Second, compared to an increase in government spending, a tax cut is less likely to increase structural unemployment and reduce the productivity of resources. New government spending programs generally change the structure of total demand more than a tax cut. Other things constant, larger changes in the composition of demand will mean more unemployment, at least in the short run. Moreover, the additional government spending is likely to be less productive. Government has a tendency to become heavily involved in allocating scarce resources through spending programs that favor sectors, businesses, and interest groups. By contrast, households will tend to purchase items that are valued more than the cost of producing them when their spending increases as the result of lower taxes.
Third, a tax cut will be easier to reverse once the economy has recovered. Once started, the interests undertaking a government project and benefiting from it will lobby for its continuation. Therefore spending projects started during a crisis are likely to continue long after the crisis is history.
Fourth, a reduction in tax rates will increase the incentive to earn, invest, engage in business activity, and employ others. From a supply-side view, the marginal tax rate imposed on income is particularly important. The marginal tax rate determines the breakdown of a person’s additional income between tax payments on the one hand and personal income on the other. Lower marginal tax rates mean that individuals get to keep a larger share of their additional earnings. This incentive effect will encourage more productive activity and help speed a recessionary economy toward recovery.
During the past 70 years, views about fiscal policy have come full circle. Prior to the Keynesian Revolution, it was widely believed that governments should balance their budget during times of peace. Keynes changed all of this and, by the 1960s, fiscal policy was perceived of as a powerful tool that could be used effectively to reduce economic fluctuations.

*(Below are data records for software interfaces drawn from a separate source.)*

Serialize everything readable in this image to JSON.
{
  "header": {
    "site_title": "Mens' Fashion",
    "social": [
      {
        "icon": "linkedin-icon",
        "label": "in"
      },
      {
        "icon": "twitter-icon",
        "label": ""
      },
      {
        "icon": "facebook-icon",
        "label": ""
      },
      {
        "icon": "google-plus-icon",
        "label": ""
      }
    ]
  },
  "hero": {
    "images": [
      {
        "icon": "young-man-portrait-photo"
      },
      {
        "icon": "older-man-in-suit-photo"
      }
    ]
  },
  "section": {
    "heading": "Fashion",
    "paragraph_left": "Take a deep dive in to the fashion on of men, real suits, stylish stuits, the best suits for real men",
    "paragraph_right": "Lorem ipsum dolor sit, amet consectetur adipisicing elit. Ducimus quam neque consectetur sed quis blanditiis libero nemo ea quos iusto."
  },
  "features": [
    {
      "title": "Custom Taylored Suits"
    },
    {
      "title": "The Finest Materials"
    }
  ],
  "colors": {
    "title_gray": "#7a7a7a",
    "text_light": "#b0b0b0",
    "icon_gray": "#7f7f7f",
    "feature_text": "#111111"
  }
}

But during the past four decades, both analysis of political incentives and real world experiences convinced many economists that it was unrealistic to expect political decision-makers to institute fiscal changes in stabilizing manners. Greater recognition of the secondary effects of budget deficits has also caused many to question the potency of fiscal policy. Further, the persistence of large budget deficits and growth of government debt as a share of the total economy has led to fears that the unconstrained political process has led to excessive debt that threatens the solvency of even the wealthy countries of Western Europe and the United States. As we have noted, debate continues with regard to how fiscal policy can best be used to promote growth and prosperity. But once again, many economists, particularly those with expertise in public choice, are now calling for something like a balanced budget constraint as a means to control government spending and the political incentive structure that undermines sound use of fiscal policy. For an analysis of how the political incentive structure promotes debt financing, See, Common Sense Economics, Part III, Element 5, “Unless Restrained by Constitutional Rules, Legislators Will Run Deficits and Spend Excessively.”
Questions for Thought
Can fiscal policy changes be instituted in a manner that will reduce economic fluctuations? Explain.
Will increases in government spending financed by borrowing help promote recovery from a recession? Why or why not?
If there is a shift to a more expansionary fiscal policy during a recession, does it make any difference whether tax rates are cut or government expenditures are increased? Explain your answer.